Baltimore Orioles v Seattle Mariners Photo by Stephen Brashear/Getty Images

Over the weekend, the Orioles fired up the 2019 hot stove by dealing pitcher Andrew Cashner to the Boston Red Sox in exchange for two prospects. The move did not come as a surprise. Cashner was due to hit free agency in the winter, and with the trade deadline quickly approaching it was widely expected that the veteran hurler would be on the move.

On one hand, this trade makes a ton of sense. The O’s are the worst team in baseball and are in no need of a 30-something pitcher on an expiring contract. They may as well strike a deal and add as much young talent to their organization as possible.

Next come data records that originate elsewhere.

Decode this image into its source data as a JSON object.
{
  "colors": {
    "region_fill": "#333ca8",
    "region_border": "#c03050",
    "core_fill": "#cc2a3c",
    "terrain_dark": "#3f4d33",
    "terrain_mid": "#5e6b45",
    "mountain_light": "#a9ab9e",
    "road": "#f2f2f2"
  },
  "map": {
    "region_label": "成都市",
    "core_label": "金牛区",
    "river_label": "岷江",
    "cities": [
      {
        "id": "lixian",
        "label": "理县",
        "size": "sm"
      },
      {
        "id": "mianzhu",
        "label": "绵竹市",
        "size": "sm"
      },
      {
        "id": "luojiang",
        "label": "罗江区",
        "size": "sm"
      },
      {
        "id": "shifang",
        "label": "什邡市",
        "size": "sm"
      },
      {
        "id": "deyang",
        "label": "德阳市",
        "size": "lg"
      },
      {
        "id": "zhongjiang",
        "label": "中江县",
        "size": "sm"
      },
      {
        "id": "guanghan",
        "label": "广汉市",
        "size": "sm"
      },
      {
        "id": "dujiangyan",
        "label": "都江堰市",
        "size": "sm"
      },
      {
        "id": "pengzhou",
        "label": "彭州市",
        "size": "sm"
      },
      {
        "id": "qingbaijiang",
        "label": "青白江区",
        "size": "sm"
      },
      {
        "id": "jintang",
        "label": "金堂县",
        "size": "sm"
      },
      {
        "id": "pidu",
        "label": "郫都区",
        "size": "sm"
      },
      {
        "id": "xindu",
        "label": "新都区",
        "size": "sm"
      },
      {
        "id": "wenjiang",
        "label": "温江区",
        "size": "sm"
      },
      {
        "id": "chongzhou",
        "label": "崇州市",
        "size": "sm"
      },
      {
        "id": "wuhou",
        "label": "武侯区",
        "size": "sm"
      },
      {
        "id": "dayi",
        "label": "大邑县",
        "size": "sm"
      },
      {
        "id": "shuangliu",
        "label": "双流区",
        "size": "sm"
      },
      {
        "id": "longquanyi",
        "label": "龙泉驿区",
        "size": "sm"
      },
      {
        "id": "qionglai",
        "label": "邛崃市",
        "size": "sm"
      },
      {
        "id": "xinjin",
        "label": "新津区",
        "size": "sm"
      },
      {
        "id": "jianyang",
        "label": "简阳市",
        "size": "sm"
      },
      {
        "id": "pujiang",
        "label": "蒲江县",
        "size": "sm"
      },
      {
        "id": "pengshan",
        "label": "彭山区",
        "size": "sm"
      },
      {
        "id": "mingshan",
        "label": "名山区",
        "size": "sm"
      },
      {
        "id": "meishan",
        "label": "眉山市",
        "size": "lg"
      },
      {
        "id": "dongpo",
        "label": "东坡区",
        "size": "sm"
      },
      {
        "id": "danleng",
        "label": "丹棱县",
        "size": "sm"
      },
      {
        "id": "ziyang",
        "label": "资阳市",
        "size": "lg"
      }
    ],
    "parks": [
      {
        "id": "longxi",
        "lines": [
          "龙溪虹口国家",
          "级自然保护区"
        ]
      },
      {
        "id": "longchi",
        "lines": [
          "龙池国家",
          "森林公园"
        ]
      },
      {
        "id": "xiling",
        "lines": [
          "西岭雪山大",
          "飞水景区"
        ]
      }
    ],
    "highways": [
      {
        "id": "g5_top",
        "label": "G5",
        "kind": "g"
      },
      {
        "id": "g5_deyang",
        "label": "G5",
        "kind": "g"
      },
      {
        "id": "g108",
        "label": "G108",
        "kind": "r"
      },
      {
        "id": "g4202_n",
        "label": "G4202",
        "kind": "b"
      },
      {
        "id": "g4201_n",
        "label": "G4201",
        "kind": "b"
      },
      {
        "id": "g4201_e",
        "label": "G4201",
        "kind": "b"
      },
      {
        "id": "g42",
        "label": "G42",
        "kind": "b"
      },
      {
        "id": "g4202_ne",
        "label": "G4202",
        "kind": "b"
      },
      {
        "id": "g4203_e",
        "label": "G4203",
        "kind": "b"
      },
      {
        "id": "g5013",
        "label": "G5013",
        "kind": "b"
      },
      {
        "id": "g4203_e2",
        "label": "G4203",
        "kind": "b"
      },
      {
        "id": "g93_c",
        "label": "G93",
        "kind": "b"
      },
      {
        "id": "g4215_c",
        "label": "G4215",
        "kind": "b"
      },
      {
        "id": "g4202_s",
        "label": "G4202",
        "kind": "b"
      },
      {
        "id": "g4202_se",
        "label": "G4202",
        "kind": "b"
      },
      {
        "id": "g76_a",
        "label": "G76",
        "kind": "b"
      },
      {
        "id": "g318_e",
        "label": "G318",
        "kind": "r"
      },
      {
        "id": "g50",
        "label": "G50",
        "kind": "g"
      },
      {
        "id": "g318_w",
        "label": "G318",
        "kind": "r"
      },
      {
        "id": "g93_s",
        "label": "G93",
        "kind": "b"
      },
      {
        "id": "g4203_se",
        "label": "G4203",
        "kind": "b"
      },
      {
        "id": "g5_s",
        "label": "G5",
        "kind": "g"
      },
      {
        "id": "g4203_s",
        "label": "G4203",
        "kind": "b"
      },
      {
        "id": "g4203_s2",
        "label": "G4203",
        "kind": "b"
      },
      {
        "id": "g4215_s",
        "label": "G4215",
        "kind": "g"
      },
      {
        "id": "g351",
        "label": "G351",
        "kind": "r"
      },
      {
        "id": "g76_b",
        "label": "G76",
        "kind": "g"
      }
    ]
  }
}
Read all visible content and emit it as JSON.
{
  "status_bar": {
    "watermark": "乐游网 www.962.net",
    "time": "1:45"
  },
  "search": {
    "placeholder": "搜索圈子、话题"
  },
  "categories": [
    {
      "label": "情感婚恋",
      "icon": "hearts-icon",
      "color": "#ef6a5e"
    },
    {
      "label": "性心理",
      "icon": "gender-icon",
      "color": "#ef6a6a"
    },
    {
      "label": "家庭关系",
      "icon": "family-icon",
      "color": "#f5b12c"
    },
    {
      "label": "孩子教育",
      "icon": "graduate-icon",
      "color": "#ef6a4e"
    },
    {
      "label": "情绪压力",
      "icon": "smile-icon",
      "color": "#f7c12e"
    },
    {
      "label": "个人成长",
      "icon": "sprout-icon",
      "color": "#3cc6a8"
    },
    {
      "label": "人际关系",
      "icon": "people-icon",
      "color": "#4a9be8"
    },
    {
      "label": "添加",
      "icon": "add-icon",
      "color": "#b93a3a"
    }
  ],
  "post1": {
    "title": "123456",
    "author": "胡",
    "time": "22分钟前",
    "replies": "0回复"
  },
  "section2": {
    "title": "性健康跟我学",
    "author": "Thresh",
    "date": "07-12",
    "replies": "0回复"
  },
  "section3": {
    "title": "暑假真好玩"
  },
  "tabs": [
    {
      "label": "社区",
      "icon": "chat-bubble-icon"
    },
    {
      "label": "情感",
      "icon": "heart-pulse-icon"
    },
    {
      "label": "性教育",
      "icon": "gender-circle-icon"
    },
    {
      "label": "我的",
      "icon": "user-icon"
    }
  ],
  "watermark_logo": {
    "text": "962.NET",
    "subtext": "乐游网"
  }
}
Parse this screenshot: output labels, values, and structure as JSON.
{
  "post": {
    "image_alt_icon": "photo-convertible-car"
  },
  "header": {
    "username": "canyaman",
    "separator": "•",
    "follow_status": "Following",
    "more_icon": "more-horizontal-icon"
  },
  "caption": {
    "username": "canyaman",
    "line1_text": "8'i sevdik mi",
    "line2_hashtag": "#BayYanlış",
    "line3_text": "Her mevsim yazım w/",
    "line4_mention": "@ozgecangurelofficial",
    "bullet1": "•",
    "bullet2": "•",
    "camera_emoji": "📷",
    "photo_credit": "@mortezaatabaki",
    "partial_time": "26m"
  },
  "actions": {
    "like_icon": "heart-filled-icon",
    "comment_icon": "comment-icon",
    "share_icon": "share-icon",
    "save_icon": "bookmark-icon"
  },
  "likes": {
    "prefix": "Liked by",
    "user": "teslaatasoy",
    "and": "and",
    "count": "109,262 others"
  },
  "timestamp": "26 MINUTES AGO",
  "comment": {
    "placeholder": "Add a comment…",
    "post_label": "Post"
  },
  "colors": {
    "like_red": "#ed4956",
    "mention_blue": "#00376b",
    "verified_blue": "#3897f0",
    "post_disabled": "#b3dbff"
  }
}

However, the swap is not without its consequences. While Cashner was far from an ace, he was one of the few pitchers on the Orioles 40-man roster that could routinely be counted on to start and make it through five or six innings while keeping his team within striking distance of the opponent.

He had been playing especially well as of late. Over his five most recent outings, Cashner was 4-1 with a 1.41 ERA, .168 batting average against, 18 strikeouts, four walks and no home runs allowed over 32 innings. Of the Orioles 28 team wins in 2019, Cashner was the starting pitcher in 11 of them.

There is no question that the Orioles are a worse team without Cashner in the fold. For a team that is already at or near the bottom of the league in nearly every major pitching category, that’s saying quite a lot.

Baltimore owns the worst team ERA (5.79), FIP (5.71), xFIP (5.25), and home run rate (1.99) in MLB. Losing Cashner and his 3.83 ERA, 4.25 FIP, 4.89 xFIP and 1.03 HR/9 won’t help. At the same time, the O’s are also sending right hander Dylan Bundy to the injured list with knee tendinitis. Those two moves mean that the Orioles are left with none of the starting pitchers that were listed on their opening day roster (Cashner, Bundy, David Hess, and Mike Wright Jr.).

That’s not all.

Nate Karns, who served in an opener role for the Orioles earlier this season, is currently rehabbing in an attempt to return from the forearm strain that had sent him to the 60-day IL back in April. Things aren’t going well for him. In two innings spent across Frederick, Bowie and Norfolk, the 31-year-old has allowed eight runs on six hits, six walks, one home run and three strikeouts.

Josh Rogers, one of the players that was expected to bounce between Norfolk and Baltimore on spot start duty this year, is out for the rest of the season following Tommy John surgery earlier this month.

Luis Ortiz, a key piece in last season’s Jonathan Schoop deal with the Brewers, has a 6.38 ERA and only 47 strikeouts in 66.1 innings with the Triple-A Tides. The 23-year-old has already pitched for the big league team once this season, but struggled to the tune of four earned runs in 3.1 innings.

A pair of prospects, Keegan Akin and Hunter Harvey, are also in Norfolk, but aren’t positioned to be impact players in Baltimore just yet. The club has taken things very slowly with Akin, even keeping him away from big league camp back in the spring. Harvey is currently working as a reliever and won’t be ready for a starter’s workload this summer.

You get the point. The big staff was bad when they had Cashner, and there is little to no help coming from the high minors either. What you see is what you get.

That’s before even mentioning the scary possibility that the team’s lone all-star, John Means, may be due for a course correction following an outstanding first half. His 2.94 ERA is great, but his 4.23 FIP, 5.13 xFIP and .253 BABIP paint a much grimmer picture. Orioles fans may have been given a taste of that in the southpaw’s first start following the Midsummer Classic in which he served up six runs on eight hits, including three home runs.

Without a reliable veteran to lean on, the Orioles pitchers will look to guys named Aaron Brooks, Tom Eshelman and Asher Wojciechowski to help the staff limp through what remains of the 2019 season.

It doesn’t take much number crunching to see that this collection of pitchers has a chance to be one of the worst in major league history. The unit’s 5.79 ERA is currently the 10th worst mark since 1901. Their 5.71 FIP is second-worst. And their 1.5 fWAR is seventh worst. Again, that was with Cashner included and Means pitching at an all-star level.

All of this is not to say that Cashner should not have been traded. Quite the contrary. The Orioles have not hidden the fact that they are tanking. The front office has no real desire to win at the major league level in 2019 or 2020 for that matter. It’s all part of a plan to compile high draft picks, get younger, slash major league payrolls and plan for the distant future.

That does not mean that the O’s fanbase has to like a trade that sends a known commodity to a division rival in exchange for two teenage lottery tickets. But it does provide context with which the move was made. It would be a bummer to end up with the worst pitching staff in major league history, but it won’t matter much if Mike Elias’s plan comes to fruition a few years from now.